→ Problem statement: Go through the entries below and return every line that contains "this".

→ Dataset content:

%%

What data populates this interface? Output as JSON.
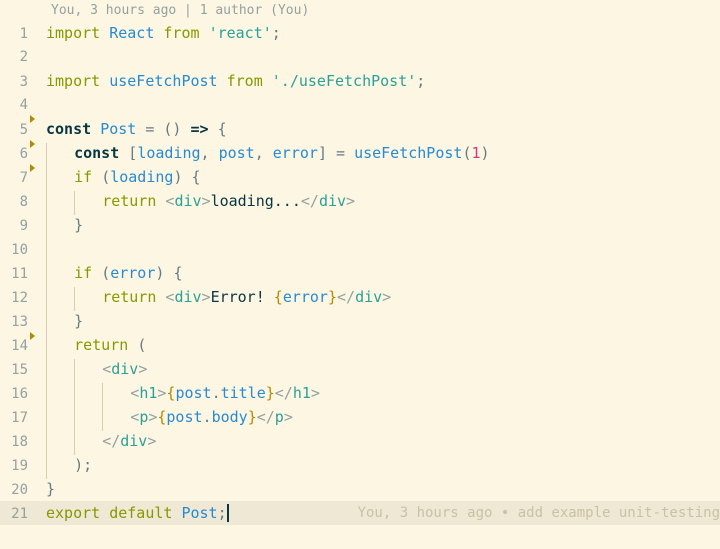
{
  "blame_header": "You, 3 hours ago | 1 author (You)",
  "blame_inline": "You, 3 hours ago • add example unit-testing",
  "fold_markers_at": [
    4,
    5,
    6,
    13
  ],
  "highlighted_line": 21,
  "lines": [
    {
      "n": 1,
      "tokens": [
        [
          "kw",
          "import"
        ],
        [
          "plain",
          " "
        ],
        [
          "fn",
          "React"
        ],
        [
          "plain",
          " "
        ],
        [
          "kw",
          "from"
        ],
        [
          "plain",
          " "
        ],
        [
          "str",
          "'react'"
        ],
        [
          "punc",
          ";"
        ]
      ]
    },
    {
      "n": 2,
      "tokens": []
    },
    {
      "n": 3,
      "tokens": [
        [
          "kw",
          "import"
        ],
        [
          "plain",
          " "
        ],
        [
          "fn",
          "useFetchPost"
        ],
        [
          "plain",
          " "
        ],
        [
          "kw",
          "from"
        ],
        [
          "plain",
          " "
        ],
        [
          "str",
          "'./useFetchPost'"
        ],
        [
          "punc",
          ";"
        ]
      ]
    },
    {
      "n": 4,
      "tokens": []
    },
    {
      "n": 5,
      "tokens": [
        [
          "kw2",
          "const"
        ],
        [
          "plain",
          " "
        ],
        [
          "fn",
          "Post"
        ],
        [
          "plain",
          " "
        ],
        [
          "punc",
          "="
        ],
        [
          "plain",
          " "
        ],
        [
          "punc",
          "()"
        ],
        [
          "plain",
          " "
        ],
        [
          "kw2",
          "=>"
        ],
        [
          "plain",
          " "
        ],
        [
          "punc",
          "{"
        ]
      ]
    },
    {
      "n": 6,
      "indent": 1,
      "tokens": [
        [
          "kw2",
          "const"
        ],
        [
          "plain",
          " "
        ],
        [
          "punc",
          "["
        ],
        [
          "attr",
          "loading"
        ],
        [
          "punc",
          ","
        ],
        [
          "plain",
          " "
        ],
        [
          "attr",
          "post"
        ],
        [
          "punc",
          ","
        ],
        [
          "plain",
          " "
        ],
        [
          "attr",
          "error"
        ],
        [
          "punc",
          "]"
        ],
        [
          "plain",
          " "
        ],
        [
          "punc",
          "="
        ],
        [
          "plain",
          " "
        ],
        [
          "fn",
          "useFetchPost"
        ],
        [
          "punc",
          "("
        ],
        [
          "num",
          "1"
        ],
        [
          "punc",
          ")"
        ]
      ]
    },
    {
      "n": 7,
      "indent": 1,
      "tokens": [
        [
          "kw",
          "if"
        ],
        [
          "plain",
          " "
        ],
        [
          "punc",
          "("
        ],
        [
          "attr",
          "loading"
        ],
        [
          "punc",
          ")"
        ],
        [
          "plain",
          " "
        ],
        [
          "punc",
          "{"
        ]
      ]
    },
    {
      "n": 8,
      "indent": 2,
      "tokens": [
        [
          "kw",
          "return"
        ],
        [
          "plain",
          " "
        ],
        [
          "tagp",
          "<"
        ],
        [
          "tag",
          "div"
        ],
        [
          "tagp",
          ">"
        ],
        [
          "plain",
          "loading..."
        ],
        [
          "tagp",
          "</"
        ],
        [
          "tag",
          "div"
        ],
        [
          "tagp",
          ">"
        ]
      ]
    },
    {
      "n": 9,
      "indent": 1,
      "tokens": [
        [
          "punc",
          "}"
        ]
      ]
    },
    {
      "n": 10,
      "indent": 0,
      "guide": 1,
      "tokens": []
    },
    {
      "n": 11,
      "indent": 1,
      "tokens": [
        [
          "kw",
          "if"
        ],
        [
          "plain",
          " "
        ],
        [
          "punc",
          "("
        ],
        [
          "attr",
          "error"
        ],
        [
          "punc",
          ")"
        ],
        [
          "plain",
          " "
        ],
        [
          "punc",
          "{"
        ]
      ]
    },
    {
      "n": 12,
      "indent": 2,
      "tokens": [
        [
          "kw",
          "return"
        ],
        [
          "plain",
          " "
        ],
        [
          "tagp",
          "<"
        ],
        [
          "tag",
          "div"
        ],
        [
          "tagp",
          ">"
        ],
        [
          "plain",
          "Error! "
        ],
        [
          "jsx",
          "{"
        ],
        [
          "attr",
          "error"
        ],
        [
          "jsx",
          "}"
        ],
        [
          "tagp",
          "</"
        ],
        [
          "tag",
          "div"
        ],
        [
          "tagp",
          ">"
        ]
      ]
    },
    {
      "n": 13,
      "indent": 1,
      "tokens": [
        [
          "punc",
          "}"
        ]
      ]
    },
    {
      "n": 14,
      "indent": 1,
      "tokens": [
        [
          "kw",
          "return"
        ],
        [
          "plain",
          " "
        ],
        [
          "punc",
          "("
        ]
      ]
    },
    {
      "n": 15,
      "indent": 2,
      "tokens": [
        [
          "tagp",
          "<"
        ],
        [
          "tag",
          "div"
        ],
        [
          "tagp",
          ">"
        ]
      ]
    },
    {
      "n": 16,
      "indent": 3,
      "tokens": [
        [
          "tagp",
          "<"
        ],
        [
          "tag",
          "h1"
        ],
        [
          "tagp",
          ">"
        ],
        [
          "jsx",
          "{"
        ],
        [
          "attr",
          "post"
        ],
        [
          "punc",
          "."
        ],
        [
          "attr",
          "title"
        ],
        [
          "jsx",
          "}"
        ],
        [
          "tagp",
          "</"
        ],
        [
          "tag",
          "h1"
        ],
        [
          "tagp",
          ">"
        ]
      ]
    },
    {
      "n": 17,
      "indent": 3,
      "tokens": [
        [
          "tagp",
          "<"
        ],
        [
          "tag",
          "p"
        ],
        [
          "tagp",
          ">"
        ],
        [
          "jsx",
          "{"
        ],
        [
          "attr",
          "post"
        ],
        [
          "punc",
          "."
        ],
        [
          "attr",
          "body"
        ],
        [
          "jsx",
          "}"
        ],
        [
          "tagp",
          "</"
        ],
        [
          "tag",
          "p"
        ],
        [
          "tagp",
          ">"
        ]
      ]
    },
    {
      "n": 18,
      "indent": 2,
      "tokens": [
        [
          "tagp",
          "</"
        ],
        [
          "tag",
          "div"
        ],
        [
          "tagp",
          ">"
        ]
      ]
    },
    {
      "n": 19,
      "indent": 1,
      "tokens": [
        [
          "punc",
          ");"
        ]
      ]
    },
    {
      "n": 20,
      "indent": 0,
      "tokens": [
        [
          "punc",
          "}"
        ]
      ]
    },
    {
      "n": 21,
      "indent": 0,
      "tokens": [
        [
          "kw",
          "export"
        ],
        [
          "plain",
          " "
        ],
        [
          "kw",
          "default"
        ],
        [
          "plain",
          " "
        ],
        [
          "fn",
          "Post"
        ],
        [
          "punc",
          ";"
        ]
      ]
    }
  ]
}
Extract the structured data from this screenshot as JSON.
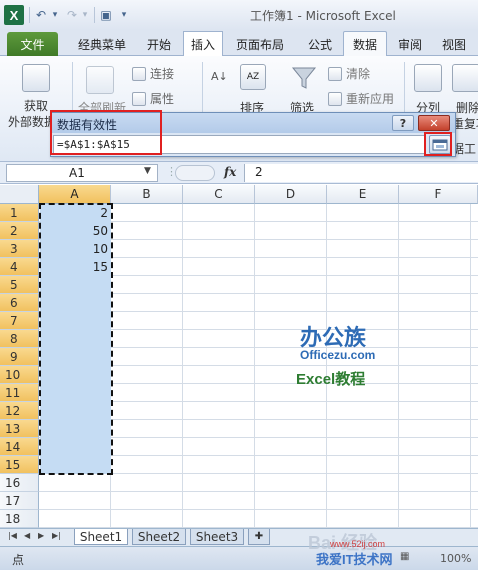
{
  "window": {
    "title": "工作簿1 - Microsoft Excel"
  },
  "qat": {
    "logo": "X",
    "undo": "↶",
    "redo": "↷",
    "save": "▣",
    "more": "▾"
  },
  "tabs": {
    "file": "文件",
    "items": [
      "经典菜单",
      "开始",
      "插入",
      "页面布局",
      "公式",
      "数据",
      "审阅",
      "视图"
    ],
    "active": "数据"
  },
  "ribbon": {
    "get_external": "获取",
    "get_external_2": "外部数据",
    "refresh_all": "全部刷新",
    "connections": "连接",
    "properties": "属性",
    "sort": "排序",
    "filter": "筛选",
    "clear": "清除",
    "reapply": "重新应用",
    "split": "分列",
    "remove_dup": "删除",
    "remove_dup_2": "重复项",
    "data_tools": "据工"
  },
  "dialog": {
    "title": "数据有效性",
    "help": "?",
    "close": "✕",
    "source": "=$A$1:$A$15"
  },
  "formula_bar": {
    "name_box": "A1",
    "fx": "fx",
    "content": "2"
  },
  "columns": [
    "A",
    "B",
    "C",
    "D",
    "E",
    "F"
  ],
  "rows": [
    "1",
    "2",
    "3",
    "4",
    "5",
    "6",
    "7",
    "8",
    "9",
    "10",
    "11",
    "12",
    "13",
    "14",
    "15",
    "16",
    "17",
    "18"
  ],
  "cells": {
    "A1": "2",
    "A2": "50",
    "A3": "10",
    "A4": "15"
  },
  "sheets": [
    "Sheet1",
    "Sheet2",
    "Sheet3"
  ],
  "status": {
    "mode": "点",
    "zoom": "100%"
  },
  "watermark": {
    "logo1": "办公族",
    "logo2": "Officezu.com",
    "logo3": "Excel教程",
    "baidu": "Bai 经验",
    "site": "我爱IT技术网",
    "site_url": "www.52ij.com"
  },
  "colors": {
    "accent": "#1e7145",
    "selection": "#c5dcf3",
    "header_selected": "#f1c15f",
    "red_highlight": "#e02020"
  }
}
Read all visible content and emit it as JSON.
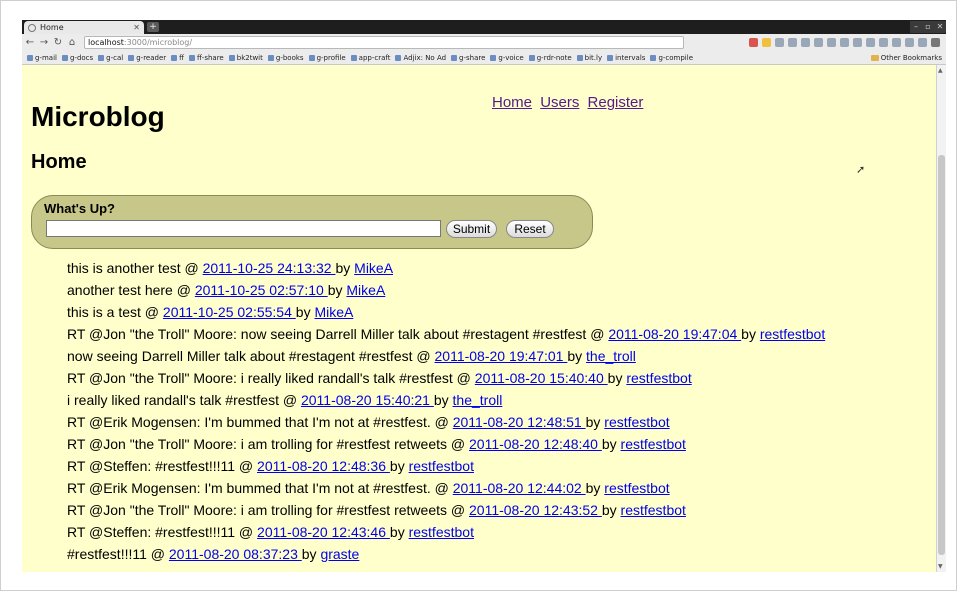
{
  "browser": {
    "tab_title": "Home",
    "url_host": "localhost",
    "url_path": ":3000/microblog/",
    "bookmarks": [
      "g-mail",
      "g-docs",
      "g-cal",
      "g-reader",
      "ff",
      "ff-share",
      "bk2twit",
      "g-books",
      "g-profile",
      "app-craft",
      "Adjix: No Ad",
      "g-share",
      "g-voice",
      "g-rdr-note",
      "bit.ly",
      "intervals",
      "g-compile"
    ],
    "other_bookmarks": "Other Bookmarks"
  },
  "site": {
    "title": "Microblog",
    "nav": [
      "Home",
      "Users",
      "Register"
    ]
  },
  "page": {
    "heading": "Home",
    "form": {
      "label": "What's Up?",
      "input_value": "",
      "submit_label": "Submit",
      "reset_label": "Reset"
    }
  },
  "feed": [
    {
      "text": "this is another test @ ",
      "date": "2011-10-25 24:13:32 ",
      "by": "by ",
      "user": "MikeA"
    },
    {
      "text": "another test here @ ",
      "date": "2011-10-25 02:57:10 ",
      "by": "by ",
      "user": "MikeA"
    },
    {
      "text": "this is a test @ ",
      "date": "2011-10-25 02:55:54 ",
      "by": "by ",
      "user": "MikeA"
    },
    {
      "text": "RT @Jon \"the Troll\" Moore: now seeing Darrell Miller talk about #restagent #restfest @ ",
      "date": "2011-08-20 19:47:04 ",
      "by": "by ",
      "user": "restfestbot"
    },
    {
      "text": "now seeing Darrell Miller talk about #restagent #restfest @ ",
      "date": "2011-08-20 19:47:01 ",
      "by": "by ",
      "user": "the_troll"
    },
    {
      "text": "RT @Jon \"the Troll\" Moore: i really liked randall's talk #restfest @ ",
      "date": "2011-08-20 15:40:40 ",
      "by": "by ",
      "user": "restfestbot"
    },
    {
      "text": "i really liked randall's talk #restfest @ ",
      "date": "2011-08-20 15:40:21 ",
      "by": "by ",
      "user": "the_troll"
    },
    {
      "text": "RT @Erik Mogensen: I'm bummed that I'm not at #restfest. @ ",
      "date": "2011-08-20 12:48:51 ",
      "by": "by ",
      "user": "restfestbot"
    },
    {
      "text": "RT @Jon \"the Troll\" Moore: i am trolling for #restfest retweets @ ",
      "date": "2011-08-20 12:48:40 ",
      "by": "by ",
      "user": "restfestbot"
    },
    {
      "text": "RT @Steffen: #restfest!!!11 @ ",
      "date": "2011-08-20 12:48:36 ",
      "by": "by ",
      "user": "restfestbot"
    },
    {
      "text": "RT @Erik Mogensen: I'm bummed that I'm not at #restfest. @ ",
      "date": "2011-08-20 12:44:02 ",
      "by": "by ",
      "user": "restfestbot"
    },
    {
      "text": "RT @Jon \"the Troll\" Moore: i am trolling for #restfest retweets @ ",
      "date": "2011-08-20 12:43:52 ",
      "by": "by ",
      "user": "restfestbot"
    },
    {
      "text": "RT @Steffen: #restfest!!!11 @ ",
      "date": "2011-08-20 12:43:46 ",
      "by": "by ",
      "user": "restfestbot"
    },
    {
      "text": "#restfest!!!11 @ ",
      "date": "2011-08-20 08:37:23 ",
      "by": "by ",
      "user": "graste"
    }
  ]
}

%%

→ Solution to the problem:
What data populates this interface? Output as JSON.
Extract the structured data from this screenshot as JSON.
      "text": "this is another test @ ",
      "text": "this is a test @ ",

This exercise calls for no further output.